What the task needs is the data below, written out verbatim.

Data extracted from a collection
___
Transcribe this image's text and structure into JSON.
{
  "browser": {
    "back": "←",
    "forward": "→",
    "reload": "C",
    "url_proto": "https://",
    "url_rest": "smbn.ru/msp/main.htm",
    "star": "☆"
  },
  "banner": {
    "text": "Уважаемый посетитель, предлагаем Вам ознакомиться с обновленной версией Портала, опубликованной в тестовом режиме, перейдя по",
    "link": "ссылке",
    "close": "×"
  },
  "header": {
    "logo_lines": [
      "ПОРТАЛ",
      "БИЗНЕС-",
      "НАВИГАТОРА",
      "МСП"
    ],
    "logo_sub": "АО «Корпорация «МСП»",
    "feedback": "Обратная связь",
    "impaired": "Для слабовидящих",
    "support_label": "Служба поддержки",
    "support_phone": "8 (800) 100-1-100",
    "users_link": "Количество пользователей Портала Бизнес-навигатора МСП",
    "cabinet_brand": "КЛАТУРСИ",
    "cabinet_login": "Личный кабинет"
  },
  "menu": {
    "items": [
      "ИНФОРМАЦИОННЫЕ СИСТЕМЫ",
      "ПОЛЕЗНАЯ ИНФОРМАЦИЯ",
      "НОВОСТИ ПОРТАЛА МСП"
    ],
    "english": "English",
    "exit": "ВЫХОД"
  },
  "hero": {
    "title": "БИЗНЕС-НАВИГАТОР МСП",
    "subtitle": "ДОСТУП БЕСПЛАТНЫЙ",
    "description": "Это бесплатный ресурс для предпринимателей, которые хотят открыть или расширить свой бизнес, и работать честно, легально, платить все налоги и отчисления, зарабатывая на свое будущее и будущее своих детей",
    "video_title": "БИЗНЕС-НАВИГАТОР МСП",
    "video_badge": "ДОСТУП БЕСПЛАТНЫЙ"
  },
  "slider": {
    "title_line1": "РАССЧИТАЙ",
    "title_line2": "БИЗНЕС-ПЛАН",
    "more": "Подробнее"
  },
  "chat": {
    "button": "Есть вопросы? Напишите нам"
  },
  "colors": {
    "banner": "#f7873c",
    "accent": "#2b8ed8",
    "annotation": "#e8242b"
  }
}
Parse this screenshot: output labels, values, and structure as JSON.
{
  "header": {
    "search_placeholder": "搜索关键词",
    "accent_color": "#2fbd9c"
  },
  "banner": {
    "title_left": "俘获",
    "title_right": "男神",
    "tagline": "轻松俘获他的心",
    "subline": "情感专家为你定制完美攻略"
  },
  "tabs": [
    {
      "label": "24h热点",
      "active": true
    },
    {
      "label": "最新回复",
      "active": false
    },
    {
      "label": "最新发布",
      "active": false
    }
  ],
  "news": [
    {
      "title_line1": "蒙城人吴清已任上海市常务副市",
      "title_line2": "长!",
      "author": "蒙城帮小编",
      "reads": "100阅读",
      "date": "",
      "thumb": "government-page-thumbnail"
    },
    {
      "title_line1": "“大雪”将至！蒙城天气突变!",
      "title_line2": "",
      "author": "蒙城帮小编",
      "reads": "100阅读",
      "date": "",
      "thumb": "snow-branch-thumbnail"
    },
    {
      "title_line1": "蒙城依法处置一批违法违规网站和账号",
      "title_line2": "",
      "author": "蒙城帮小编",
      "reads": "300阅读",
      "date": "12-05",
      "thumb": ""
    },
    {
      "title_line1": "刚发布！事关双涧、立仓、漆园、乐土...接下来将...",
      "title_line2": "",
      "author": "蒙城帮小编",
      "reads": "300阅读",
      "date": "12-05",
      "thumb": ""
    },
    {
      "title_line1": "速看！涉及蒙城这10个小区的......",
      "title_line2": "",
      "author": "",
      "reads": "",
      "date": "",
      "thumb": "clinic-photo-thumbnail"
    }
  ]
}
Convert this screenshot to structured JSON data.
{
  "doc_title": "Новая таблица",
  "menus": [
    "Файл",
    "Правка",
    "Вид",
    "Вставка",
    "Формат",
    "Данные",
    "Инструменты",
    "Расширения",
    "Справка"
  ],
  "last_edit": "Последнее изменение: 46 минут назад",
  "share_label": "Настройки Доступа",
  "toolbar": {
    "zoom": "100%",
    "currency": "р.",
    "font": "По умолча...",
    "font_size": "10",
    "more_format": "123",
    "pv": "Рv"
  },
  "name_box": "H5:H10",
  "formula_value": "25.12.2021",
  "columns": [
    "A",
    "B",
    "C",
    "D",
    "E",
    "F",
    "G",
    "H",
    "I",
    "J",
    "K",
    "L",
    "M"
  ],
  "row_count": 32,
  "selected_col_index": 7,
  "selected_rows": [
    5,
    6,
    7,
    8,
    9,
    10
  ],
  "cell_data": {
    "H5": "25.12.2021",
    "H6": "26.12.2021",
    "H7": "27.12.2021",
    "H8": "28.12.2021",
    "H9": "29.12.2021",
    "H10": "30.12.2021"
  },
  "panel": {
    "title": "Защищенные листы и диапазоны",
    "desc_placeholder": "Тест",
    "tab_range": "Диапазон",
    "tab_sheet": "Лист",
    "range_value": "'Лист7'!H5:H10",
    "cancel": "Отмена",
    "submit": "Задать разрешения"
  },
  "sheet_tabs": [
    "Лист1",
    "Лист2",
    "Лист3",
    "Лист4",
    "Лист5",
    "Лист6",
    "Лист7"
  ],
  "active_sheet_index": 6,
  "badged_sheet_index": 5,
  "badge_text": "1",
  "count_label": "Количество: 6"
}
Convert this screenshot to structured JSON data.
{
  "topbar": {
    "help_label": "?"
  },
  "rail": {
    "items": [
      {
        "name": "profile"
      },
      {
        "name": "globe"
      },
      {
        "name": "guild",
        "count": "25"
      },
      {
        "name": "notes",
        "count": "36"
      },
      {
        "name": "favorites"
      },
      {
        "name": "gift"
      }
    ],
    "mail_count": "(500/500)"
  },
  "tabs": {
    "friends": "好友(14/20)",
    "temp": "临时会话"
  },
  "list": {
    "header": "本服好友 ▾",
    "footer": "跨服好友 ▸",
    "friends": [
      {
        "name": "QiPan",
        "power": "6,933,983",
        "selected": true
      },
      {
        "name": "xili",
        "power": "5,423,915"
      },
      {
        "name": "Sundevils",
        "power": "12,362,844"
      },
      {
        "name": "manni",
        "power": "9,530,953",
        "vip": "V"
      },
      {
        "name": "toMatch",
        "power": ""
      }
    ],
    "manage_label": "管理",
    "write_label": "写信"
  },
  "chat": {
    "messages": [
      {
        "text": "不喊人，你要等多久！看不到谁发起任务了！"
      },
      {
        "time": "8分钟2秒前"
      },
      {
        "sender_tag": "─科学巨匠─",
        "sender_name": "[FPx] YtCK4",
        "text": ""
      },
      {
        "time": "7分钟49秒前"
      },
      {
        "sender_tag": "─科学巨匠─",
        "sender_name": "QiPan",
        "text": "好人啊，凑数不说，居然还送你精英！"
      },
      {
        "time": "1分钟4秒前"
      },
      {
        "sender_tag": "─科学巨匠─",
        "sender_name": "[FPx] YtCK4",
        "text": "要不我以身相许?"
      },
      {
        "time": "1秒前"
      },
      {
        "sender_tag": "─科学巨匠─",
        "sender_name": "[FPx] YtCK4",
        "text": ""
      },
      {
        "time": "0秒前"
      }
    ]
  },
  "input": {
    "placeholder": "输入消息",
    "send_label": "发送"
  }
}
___
#### [Result]
Transcribe this image's text and structure into JSON.
{
  "browser": {
    "back": "←",
    "forward": "→",
    "reload": "C",
    "url_proto": "https://",
    "url_rest": "smbn.ru/msp/main.htm",
    "star": "☆"
  },
  "banner": {
    "text": "Уважаемый посетитель, предлагаем Вам ознакомиться с обновленной версией Портала, опубликованной в тестовом режиме, перейдя по",
    "link": "ссылке",
    "close": "×"
  },
  "header": {
    "logo_lines": [
      "ПОРТАЛ",
      "БИЗНЕС-",
      "НАВИГАТОРА",
      "МСП"
    ],
    "logo_sub": "АО «Корпорация «МСП»",
    "feedback": "Обратная связь",
    "impaired": "Для слабовидящих",
    "support_label": "Служба поддержки",
    "support_phone": "8 (800) 100-1-100",
    "users_link": "Количество пользователей Портала Бизнес-навигатора МСП",
    "cabinet_brand": "КЛАТУРСИ",
    "cabinet_login": "Личный кабинет"
  },
  "menu": {
    "items": [
      "ИНФОРМАЦИОННЫЕ СИСТЕМЫ",
      "ПОЛЕЗНАЯ ИНФОРМАЦИЯ",
      "НОВОСТИ ПОРТАЛА МСП"
    ],
    "english": "English",
    "exit": "ВЫХОД"
  },
  "hero": {
    "title": "БИЗНЕС-НАВИГАТОР МСП",
    "subtitle": "ДОСТУП БЕСПЛАТНЫЙ",
    "description": "Это бесплатный ресурс для предпринимателей, которые хотят открыть или расширить свой бизнес, и работать честно, легально, платить все налоги и отчисления, зарабатывая на свое будущее и будущее своих детей",
    "video_title": "БИЗНЕС-НАВИГАТОР МСП",
    "video_badge": "ДОСТУП БЕСПЛАТНЫЙ"
  },
  "slider": {
    "title_line1": "РАССЧИТАЙ",
    "title_line2": "БИЗНЕС-ПЛАН",
    "more": "Подробнее"
  },
  "chat": {
    "button": "Есть вопросы? Напишите нам"
  },
  "colors": {
    "banner": "#f7873c",
    "accent": "#2b8ed8",
    "annotation": "#e8242b"
  }
}
Parse this screenshot: output labels, values, and structure as JSON.
{
  "header": {
    "search_placeholder": "搜索关键词",
    "accent_color": "#2fbd9c"
  },
  "banner": {
    "title_left": "俘获",
    "title_right": "男神",
    "tagline": "轻松俘获他的心",
    "subline": "情感专家为你定制完美攻略"
  },
  "tabs": [
    {
      "label": "24h热点",
      "active": true
    },
    {
      "label": "最新回复",
      "active": false
    },
    {
      "label": "最新发布",
      "active": false
    }
  ],
  "news": [
    {
      "title_line1": "蒙城人吴清已任上海市常务副市",
      "title_line2": "长!",
      "author": "蒙城帮小编",
      "reads": "100阅读",
      "date": "",
      "thumb": "government-page-thumbnail"
    },
    {
      "title_line1": "“大雪”将至！蒙城天气突变!",
      "title_line2": "",
      "author": "蒙城帮小编",
      "reads": "100阅读",
      "date": "",
      "thumb": "snow-branch-thumbnail"
    },
    {
      "title_line1": "蒙城依法处置一批违法违规网站和账号",
      "title_line2": "",
      "author": "蒙城帮小编",
      "reads": "300阅读",
      "date": "12-05",
      "thumb": ""
    },
    {
      "title_line1": "刚发布！事关双涧、立仓、漆园、乐土...接下来将...",
      "title_line2": "",
      "author": "蒙城帮小编",
      "reads": "300阅读",
      "date": "12-05",
      "thumb": ""
    },
    {
      "title_line1": "速看！涉及蒙城这10个小区的......",
      "title_line2": "",
      "author": "",
      "reads": "",
      "date": "",
      "thumb": "clinic-photo-thumbnail"
    }
  ]
}
Convert this screenshot to structured JSON data.
{
  "doc_title": "Новая таблица",
  "menus": [
    "Файл",
    "Правка",
    "Вид",
    "Вставка",
    "Формат",
    "Данные",
    "Инструменты",
    "Расширения",
    "Справка"
  ],
  "last_edit": "Последнее изменение: 46 минут назад",
  "share_label": "Настройки Доступа",
  "toolbar": {
    "zoom": "100%",
    "currency": "р.",
    "font": "По умолча...",
    "font_size": "10",
    "more_format": "123",
    "pv": "Рv"
  },
  "name_box": "H5:H10",
  "formula_value": "25.12.2021",
  "columns": [
    "A",
    "B",
    "C",
    "D",
    "E",
    "F",
    "G",
    "H",
    "I",
    "J",
    "K",
    "L",
    "M"
  ],
  "row_count": 32,
  "selected_col_index": 7,
  "selected_rows": [
    5,
    6,
    7,
    8,
    9,
    10
  ],
  "cell_data": {
    "H5": "25.12.2021",
    "H6": "26.12.2021",
    "H7": "27.12.2021",
    "H8": "28.12.2021",
    "H9": "29.12.2021",
    "H10": "30.12.2021"
  },
  "panel": {
    "title": "Защищенные листы и диапазоны",
    "desc_placeholder": "Тест",
    "tab_range": "Диапазон",
    "tab_sheet": "Лист",
    "range_value": "'Лист7'!H5:H10",
    "cancel": "Отмена",
    "submit": "Задать разрешения"
  },
  "sheet_tabs": [
    "Лист1",
    "Лист2",
    "Лист3",
    "Лист4",
    "Лист5",
    "Лист6",
    "Лист7"
  ],
  "active_sheet_index": 6,
  "badged_sheet_index": 5,
  "badge_text": "1",
  "count_label": "Количество: 6"
}
Convert this screenshot to structured JSON data.
{
  "topbar": {
    "help_label": "?"
  },
  "rail": {
    "items": [
      {
        "name": "profile"
      },
      {
        "name": "globe"
      },
      {
        "name": "guild",
        "count": "25"
      },
      {
        "name": "notes",
        "count": "36"
      },
      {
        "name": "favorites"
      },
      {
        "name": "gift"
      }
    ],
    "mail_count": "(500/500)"
  },
  "tabs": {
    "friends": "好友(14/20)",
    "temp": "临时会话"
  },
  "list": {
    "header": "本服好友 ▾",
    "footer": "跨服好友 ▸",
    "friends": [
      {
        "name": "QiPan",
        "power": "6,933,983",
        "selected": true
      },
      {
        "name": "xili",
        "power": "5,423,915"
      },
      {
        "name": "Sundevils",
        "power": "12,362,844"
      },
      {
        "name": "manni",
        "power": "9,530,953",
        "vip": "V"
      },
      {
        "name": "toMatch",
        "power": ""
      }
    ],
    "manage_label": "管理",
    "write_label": "写信"
  },
  "chat": {
    "messages": [
      {
        "text": "不喊人，你要等多久！看不到谁发起任务了！"
      },
      {
        "time": "8分钟2秒前"
      },
      {
        "sender_tag": "─科学巨匠─",
        "sender_name": "[FPx] YtCK4",
        "text": ""
      },
      {
        "time": "7分钟49秒前"
      },
      {
        "sender_tag": "─科学巨匠─",
        "sender_name": "QiPan",
        "text": "好人啊，凑数不说，居然还送你精英！"
      },
      {
        "time": "1分钟4秒前"
      },
      {
        "sender_tag": "─科学巨匠─",
        "sender_name": "[FPx] YtCK4",
        "text": "要不我以身相许?"
      },
      {
        "time": "1秒前"
      },
      {
        "sender_tag": "─科学巨匠─",
        "sender_name": "[FPx] YtCK4",
        "text": ""
      },
      {
        "time": "0秒前"
      }
    ]
  },
  "input": {
    "placeholder": "输入消息",
    "send_label": "发送"
  }
}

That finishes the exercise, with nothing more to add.